+interrupt request line from the CF device isn't wired.
+The IOBARRIER issue is covered in README.IOBARRIER. This isn't an
+onerous problem. Enough said here.
+The addressing issue is solved in the
+arch/arm/mach-lh7a40x/ide-lpd7a40x.c file with some awkward
+work-arounds. We implement a special SELECT_DRIVE routine that is
+called before the IDE driver performs its own SELECT_DRIVE. Our code
+recognizes that the SELECT register cannot be modified without also
+writing a command. It send an IDLE_IMMEDIATE command on selecting a
+drive. The function also prevents drive select to the slave drive
+since there can be only one. The awkward part is that the IDE driver,
+even though we have a select procedure, also attempts to change the
+drive by writing directly the SELECT register. This attempt is
+explicitly blocked by the OUTB function--not pretty, but effective.
+The lack of interrupts is a more serious problem. Even though the CF
+card is fast when compared to a normal IDE device, we don't know that
+the CF is really flash. A user could use one of the very small hard
+drives being shipped with a CF interface. The IDE code includes a
+check for interfaces that lack an IRQ. In these cases, submitting a
+command to the IDE controller is followed by a call to poll for
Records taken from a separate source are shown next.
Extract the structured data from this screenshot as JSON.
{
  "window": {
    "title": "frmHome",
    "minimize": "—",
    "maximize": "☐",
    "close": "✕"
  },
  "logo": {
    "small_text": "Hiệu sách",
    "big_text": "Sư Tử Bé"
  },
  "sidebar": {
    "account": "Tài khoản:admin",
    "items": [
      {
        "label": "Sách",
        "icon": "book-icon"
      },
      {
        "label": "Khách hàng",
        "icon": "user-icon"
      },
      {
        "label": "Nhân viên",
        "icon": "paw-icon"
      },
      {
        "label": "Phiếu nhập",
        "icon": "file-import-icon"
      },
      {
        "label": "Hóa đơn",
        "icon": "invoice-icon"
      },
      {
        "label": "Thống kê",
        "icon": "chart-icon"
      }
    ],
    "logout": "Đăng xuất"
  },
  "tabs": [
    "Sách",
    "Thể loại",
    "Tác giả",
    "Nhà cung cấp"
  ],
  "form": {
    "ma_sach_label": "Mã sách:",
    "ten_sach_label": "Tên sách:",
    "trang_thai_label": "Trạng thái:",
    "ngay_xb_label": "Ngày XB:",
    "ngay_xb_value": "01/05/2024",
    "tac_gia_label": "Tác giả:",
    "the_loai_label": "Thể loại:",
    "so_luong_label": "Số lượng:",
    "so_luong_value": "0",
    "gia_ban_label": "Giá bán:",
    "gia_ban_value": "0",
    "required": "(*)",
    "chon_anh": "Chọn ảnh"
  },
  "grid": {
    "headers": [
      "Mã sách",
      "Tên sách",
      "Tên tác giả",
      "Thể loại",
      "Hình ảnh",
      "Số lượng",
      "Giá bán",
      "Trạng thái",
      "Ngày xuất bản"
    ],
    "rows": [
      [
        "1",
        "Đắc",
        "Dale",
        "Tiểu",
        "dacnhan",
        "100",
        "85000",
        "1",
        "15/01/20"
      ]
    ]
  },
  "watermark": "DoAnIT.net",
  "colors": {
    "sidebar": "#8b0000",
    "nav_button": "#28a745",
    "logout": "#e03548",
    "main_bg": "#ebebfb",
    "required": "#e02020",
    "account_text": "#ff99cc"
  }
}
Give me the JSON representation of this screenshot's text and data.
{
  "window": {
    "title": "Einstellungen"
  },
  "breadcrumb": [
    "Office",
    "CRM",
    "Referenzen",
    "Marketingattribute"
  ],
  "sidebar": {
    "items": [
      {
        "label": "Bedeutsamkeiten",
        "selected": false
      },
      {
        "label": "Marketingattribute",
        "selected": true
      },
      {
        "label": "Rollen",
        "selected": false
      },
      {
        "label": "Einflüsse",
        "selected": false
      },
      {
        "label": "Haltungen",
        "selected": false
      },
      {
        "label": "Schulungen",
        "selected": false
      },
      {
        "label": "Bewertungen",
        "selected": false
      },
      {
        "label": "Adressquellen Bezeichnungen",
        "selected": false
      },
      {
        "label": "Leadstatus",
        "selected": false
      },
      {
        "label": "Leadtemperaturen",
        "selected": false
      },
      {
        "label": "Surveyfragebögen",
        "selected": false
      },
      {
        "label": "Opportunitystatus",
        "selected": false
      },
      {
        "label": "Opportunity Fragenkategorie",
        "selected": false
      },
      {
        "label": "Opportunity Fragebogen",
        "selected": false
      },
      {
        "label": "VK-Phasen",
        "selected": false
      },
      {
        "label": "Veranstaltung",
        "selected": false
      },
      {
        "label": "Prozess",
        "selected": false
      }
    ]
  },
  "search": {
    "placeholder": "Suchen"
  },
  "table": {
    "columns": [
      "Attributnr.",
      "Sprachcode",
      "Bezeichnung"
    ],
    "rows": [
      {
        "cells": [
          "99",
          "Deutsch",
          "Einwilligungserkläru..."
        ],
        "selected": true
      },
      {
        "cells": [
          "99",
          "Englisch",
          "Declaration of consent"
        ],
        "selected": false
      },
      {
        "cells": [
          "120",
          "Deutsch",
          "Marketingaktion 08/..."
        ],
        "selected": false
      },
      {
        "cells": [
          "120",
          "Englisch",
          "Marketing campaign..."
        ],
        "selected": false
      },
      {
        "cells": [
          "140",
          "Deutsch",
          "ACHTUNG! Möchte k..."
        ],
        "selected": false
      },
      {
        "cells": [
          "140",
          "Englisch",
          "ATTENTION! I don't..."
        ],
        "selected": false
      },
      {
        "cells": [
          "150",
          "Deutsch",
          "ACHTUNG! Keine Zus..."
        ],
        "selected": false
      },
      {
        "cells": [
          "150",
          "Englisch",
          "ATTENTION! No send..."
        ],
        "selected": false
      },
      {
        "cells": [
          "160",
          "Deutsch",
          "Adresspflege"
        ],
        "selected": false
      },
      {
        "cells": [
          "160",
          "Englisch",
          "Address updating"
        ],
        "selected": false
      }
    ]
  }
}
+completion. If the device isn't immediately ready, it schedules a
+timer to poll again later.